My Approach to Helping
The crux of my approach is simple, but versatile: I use anything and everything available to make breakthroughs possible. EMDR for working through feeling stuck/trauma and Gottman methods for couples hoping to repair & reconnect. (Well worth YouTubing either to get a sense of them.)
Once we understand one another and you are insight-equipped, I'll encourage putting insight into action. But in ways that feel authentic to your personal experience of things. NOTE: This tends to be the most elusive phase of things because individuals mistakenly associate "gaining new insights" with effective change. It's better to assume insights = psychological fuel, but acting on your new found wisdom yields the life you've hoped for! One must turn this corner for the real rewards!
MORE ON WHY I DO WHAT I DO:
About 1/3rd of my clients progress best through being heard and having me carefully "reframe" our conversations for them. The advantage being: I hold up a mirror for them and encourage their successful moves. When we are not doing this, we are pondering/critiquing what caused the ineffective decisions and behaviors. This approach allows you to benefit greatly from steering the therapeutic alliance from begin to finish. Clients report this approach as "feeling like something Zen."
Another 1/3rd of my clients are more eager for me to more actively guide the conversation in order to coach/model them help toward practicing new approaches over no longer effective decision & behaviors. This approach is a far cry from the overly-assertive methods seen on popular TV! It merely involves my being more active and, in some cases, more disclosure of my own clinical impressions for those who need practice after finding their own resources impaired.
The remaining 3rd of my clients tend to benefit from a collaborative mix of the former two approaches. Toward the last several sessions with virtually all of my clients, our familiarity with each other allows this integrated approach to come about organically. Your own experiences (in and out of session) will determine how this progresses.

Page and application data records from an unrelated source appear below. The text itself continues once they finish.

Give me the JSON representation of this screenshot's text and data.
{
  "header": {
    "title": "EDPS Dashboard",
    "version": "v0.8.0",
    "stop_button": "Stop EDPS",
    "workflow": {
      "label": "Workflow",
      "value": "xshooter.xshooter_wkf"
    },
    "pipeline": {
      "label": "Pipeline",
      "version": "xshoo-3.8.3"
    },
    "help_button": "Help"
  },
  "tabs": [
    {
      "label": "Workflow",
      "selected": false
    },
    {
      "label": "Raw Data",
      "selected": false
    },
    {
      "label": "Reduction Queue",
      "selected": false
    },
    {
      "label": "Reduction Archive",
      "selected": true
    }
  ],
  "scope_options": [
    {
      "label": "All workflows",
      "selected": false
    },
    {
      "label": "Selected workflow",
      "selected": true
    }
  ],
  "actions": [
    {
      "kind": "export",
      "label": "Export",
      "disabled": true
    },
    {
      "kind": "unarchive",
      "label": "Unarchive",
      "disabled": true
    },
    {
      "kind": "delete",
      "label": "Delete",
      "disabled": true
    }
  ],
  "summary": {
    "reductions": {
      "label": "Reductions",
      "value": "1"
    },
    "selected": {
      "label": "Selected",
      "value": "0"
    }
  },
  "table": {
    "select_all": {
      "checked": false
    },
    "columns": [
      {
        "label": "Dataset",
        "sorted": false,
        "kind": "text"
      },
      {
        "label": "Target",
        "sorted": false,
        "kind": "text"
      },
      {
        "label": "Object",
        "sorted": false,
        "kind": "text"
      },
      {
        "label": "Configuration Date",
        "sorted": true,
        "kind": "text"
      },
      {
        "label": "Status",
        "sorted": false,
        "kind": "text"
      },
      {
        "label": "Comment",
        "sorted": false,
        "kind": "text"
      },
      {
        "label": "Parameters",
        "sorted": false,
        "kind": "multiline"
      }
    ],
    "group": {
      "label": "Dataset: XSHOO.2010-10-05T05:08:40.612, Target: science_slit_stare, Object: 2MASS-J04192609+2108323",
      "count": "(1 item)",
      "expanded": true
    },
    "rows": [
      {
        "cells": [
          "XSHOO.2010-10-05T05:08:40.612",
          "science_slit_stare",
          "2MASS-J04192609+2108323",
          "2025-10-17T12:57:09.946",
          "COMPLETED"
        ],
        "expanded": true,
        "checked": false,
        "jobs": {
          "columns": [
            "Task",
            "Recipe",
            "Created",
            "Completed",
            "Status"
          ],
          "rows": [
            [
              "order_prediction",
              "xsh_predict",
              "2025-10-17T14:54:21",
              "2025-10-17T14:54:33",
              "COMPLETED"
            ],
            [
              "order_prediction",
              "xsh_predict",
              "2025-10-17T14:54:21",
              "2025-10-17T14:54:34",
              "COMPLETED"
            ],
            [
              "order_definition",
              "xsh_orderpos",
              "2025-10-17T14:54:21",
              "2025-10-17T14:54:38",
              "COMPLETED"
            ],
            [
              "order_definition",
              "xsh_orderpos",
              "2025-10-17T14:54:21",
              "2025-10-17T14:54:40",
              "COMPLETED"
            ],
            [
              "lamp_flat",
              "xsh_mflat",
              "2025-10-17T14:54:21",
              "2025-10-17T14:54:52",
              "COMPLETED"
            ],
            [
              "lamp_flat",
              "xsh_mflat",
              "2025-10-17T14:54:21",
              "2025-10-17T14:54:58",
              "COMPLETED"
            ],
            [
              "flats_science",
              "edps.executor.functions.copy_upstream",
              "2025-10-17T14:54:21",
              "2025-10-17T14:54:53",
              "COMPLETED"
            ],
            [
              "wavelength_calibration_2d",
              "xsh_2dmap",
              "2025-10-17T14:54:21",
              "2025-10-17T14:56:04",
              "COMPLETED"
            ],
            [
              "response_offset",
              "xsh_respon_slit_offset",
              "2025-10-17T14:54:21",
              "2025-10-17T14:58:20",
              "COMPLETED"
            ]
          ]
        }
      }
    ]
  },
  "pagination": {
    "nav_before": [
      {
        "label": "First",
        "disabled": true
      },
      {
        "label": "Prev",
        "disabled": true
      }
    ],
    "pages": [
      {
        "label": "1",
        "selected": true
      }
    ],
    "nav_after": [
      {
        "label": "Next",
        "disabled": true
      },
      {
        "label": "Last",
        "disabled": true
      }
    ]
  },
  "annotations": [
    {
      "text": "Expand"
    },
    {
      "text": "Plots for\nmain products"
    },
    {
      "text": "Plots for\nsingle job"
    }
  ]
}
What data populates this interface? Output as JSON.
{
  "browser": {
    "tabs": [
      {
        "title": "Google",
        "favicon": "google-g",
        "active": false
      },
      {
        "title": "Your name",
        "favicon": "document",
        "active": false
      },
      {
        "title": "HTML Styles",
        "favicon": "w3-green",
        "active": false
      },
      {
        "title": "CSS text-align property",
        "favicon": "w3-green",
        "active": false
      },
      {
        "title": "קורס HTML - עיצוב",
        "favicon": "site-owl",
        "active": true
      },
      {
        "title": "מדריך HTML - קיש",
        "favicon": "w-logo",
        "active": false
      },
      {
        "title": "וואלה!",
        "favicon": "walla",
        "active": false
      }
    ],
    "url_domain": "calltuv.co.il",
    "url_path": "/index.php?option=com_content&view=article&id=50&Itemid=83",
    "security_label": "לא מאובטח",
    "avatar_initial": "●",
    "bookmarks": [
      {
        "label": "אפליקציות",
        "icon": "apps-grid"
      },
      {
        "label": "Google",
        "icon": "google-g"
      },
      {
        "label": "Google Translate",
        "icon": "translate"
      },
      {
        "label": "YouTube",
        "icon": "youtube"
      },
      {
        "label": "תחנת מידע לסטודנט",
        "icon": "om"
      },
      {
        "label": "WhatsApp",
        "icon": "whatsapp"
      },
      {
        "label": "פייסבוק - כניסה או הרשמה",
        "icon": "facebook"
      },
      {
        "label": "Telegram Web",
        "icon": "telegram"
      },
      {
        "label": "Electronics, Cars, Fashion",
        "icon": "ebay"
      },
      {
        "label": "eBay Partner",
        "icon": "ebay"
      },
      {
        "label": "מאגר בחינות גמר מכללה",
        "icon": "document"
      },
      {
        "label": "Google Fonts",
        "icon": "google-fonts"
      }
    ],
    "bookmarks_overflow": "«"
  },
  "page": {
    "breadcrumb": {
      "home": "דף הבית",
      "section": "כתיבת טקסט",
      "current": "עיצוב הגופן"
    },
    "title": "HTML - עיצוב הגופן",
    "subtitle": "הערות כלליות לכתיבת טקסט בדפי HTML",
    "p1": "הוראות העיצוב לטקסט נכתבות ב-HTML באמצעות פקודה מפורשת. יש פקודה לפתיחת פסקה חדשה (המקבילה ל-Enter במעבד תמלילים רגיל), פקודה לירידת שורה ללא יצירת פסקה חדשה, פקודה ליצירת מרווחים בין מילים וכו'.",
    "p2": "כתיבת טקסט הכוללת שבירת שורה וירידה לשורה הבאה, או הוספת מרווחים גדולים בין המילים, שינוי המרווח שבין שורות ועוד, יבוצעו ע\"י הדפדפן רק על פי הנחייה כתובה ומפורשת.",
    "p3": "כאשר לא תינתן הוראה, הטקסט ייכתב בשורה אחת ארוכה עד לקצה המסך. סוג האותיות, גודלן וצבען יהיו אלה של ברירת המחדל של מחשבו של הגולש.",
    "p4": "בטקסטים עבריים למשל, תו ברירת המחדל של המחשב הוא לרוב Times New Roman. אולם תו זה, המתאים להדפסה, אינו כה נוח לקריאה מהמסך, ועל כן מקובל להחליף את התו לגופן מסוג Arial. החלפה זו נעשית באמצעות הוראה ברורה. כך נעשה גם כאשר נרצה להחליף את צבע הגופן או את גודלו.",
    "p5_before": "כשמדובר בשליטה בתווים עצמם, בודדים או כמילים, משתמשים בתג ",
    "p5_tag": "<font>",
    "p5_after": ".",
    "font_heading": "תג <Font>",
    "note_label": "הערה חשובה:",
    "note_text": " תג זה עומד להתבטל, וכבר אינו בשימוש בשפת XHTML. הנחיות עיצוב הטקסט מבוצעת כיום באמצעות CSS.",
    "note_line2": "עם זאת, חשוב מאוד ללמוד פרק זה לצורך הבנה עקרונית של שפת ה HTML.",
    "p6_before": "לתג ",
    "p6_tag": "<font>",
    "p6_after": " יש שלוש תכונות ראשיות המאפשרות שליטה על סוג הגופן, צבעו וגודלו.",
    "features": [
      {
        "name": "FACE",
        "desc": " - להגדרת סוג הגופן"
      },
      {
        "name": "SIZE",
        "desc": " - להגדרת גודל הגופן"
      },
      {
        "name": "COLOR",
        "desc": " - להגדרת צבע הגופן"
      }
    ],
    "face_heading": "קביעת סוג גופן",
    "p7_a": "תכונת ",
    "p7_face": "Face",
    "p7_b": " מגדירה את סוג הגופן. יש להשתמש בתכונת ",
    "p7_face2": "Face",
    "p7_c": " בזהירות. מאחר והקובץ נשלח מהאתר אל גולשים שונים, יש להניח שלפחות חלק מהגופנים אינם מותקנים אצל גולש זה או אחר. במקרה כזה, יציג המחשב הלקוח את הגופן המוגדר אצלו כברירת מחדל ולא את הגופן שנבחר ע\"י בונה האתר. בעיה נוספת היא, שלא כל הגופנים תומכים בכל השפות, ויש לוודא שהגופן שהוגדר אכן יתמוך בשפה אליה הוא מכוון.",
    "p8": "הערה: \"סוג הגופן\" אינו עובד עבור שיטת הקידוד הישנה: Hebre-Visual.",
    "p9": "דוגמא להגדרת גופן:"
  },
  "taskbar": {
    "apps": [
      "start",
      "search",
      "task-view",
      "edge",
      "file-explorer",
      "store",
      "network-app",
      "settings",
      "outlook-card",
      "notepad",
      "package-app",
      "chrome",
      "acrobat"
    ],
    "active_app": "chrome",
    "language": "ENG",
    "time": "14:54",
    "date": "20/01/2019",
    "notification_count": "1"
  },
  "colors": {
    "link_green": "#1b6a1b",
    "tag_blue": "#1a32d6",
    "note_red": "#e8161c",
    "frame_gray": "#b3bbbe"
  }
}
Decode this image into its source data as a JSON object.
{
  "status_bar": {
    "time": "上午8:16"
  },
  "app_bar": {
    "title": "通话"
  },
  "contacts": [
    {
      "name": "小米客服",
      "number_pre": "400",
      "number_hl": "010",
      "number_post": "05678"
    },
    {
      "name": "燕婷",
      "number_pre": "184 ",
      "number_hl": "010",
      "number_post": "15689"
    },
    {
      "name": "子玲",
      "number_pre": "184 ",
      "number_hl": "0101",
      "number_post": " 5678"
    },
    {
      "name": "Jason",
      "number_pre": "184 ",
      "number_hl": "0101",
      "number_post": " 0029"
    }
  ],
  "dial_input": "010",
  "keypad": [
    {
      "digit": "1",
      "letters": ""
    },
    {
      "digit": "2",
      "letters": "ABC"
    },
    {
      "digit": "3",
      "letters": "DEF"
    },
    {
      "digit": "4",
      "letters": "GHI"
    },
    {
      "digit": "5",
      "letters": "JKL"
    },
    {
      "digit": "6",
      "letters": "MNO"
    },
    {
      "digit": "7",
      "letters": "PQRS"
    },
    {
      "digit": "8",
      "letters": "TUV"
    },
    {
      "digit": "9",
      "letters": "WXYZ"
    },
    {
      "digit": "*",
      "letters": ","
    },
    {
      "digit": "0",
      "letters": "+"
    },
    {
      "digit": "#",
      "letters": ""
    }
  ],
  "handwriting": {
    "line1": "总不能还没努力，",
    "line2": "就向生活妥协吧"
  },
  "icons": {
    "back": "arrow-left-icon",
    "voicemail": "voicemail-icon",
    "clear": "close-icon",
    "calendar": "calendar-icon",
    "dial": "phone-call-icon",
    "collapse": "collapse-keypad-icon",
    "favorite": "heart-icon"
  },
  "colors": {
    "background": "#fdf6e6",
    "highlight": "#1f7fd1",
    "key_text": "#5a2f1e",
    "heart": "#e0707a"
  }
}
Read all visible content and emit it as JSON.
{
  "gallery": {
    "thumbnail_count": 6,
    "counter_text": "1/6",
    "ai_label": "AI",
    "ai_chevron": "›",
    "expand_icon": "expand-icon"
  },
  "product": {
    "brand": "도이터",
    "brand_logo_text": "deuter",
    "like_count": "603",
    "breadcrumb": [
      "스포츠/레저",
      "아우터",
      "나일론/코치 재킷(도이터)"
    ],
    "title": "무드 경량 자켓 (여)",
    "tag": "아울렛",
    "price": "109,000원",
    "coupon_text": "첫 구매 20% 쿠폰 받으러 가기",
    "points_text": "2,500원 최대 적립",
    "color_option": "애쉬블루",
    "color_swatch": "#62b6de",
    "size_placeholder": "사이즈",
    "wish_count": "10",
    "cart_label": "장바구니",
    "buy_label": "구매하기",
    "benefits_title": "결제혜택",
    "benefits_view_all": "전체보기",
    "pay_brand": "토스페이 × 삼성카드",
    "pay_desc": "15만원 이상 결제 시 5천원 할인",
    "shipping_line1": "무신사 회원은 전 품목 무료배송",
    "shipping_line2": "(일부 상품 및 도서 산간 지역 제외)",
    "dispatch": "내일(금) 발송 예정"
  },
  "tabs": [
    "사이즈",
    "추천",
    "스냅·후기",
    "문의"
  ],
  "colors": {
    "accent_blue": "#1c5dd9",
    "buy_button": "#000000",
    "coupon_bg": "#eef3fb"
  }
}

Nothing is more distinctive and nebulous than the nature of one's emotions. An old therapists' maxim says "Emotions are never wrong; only actions can be wrong. Emotions don't need to be justified. They just need to be felt."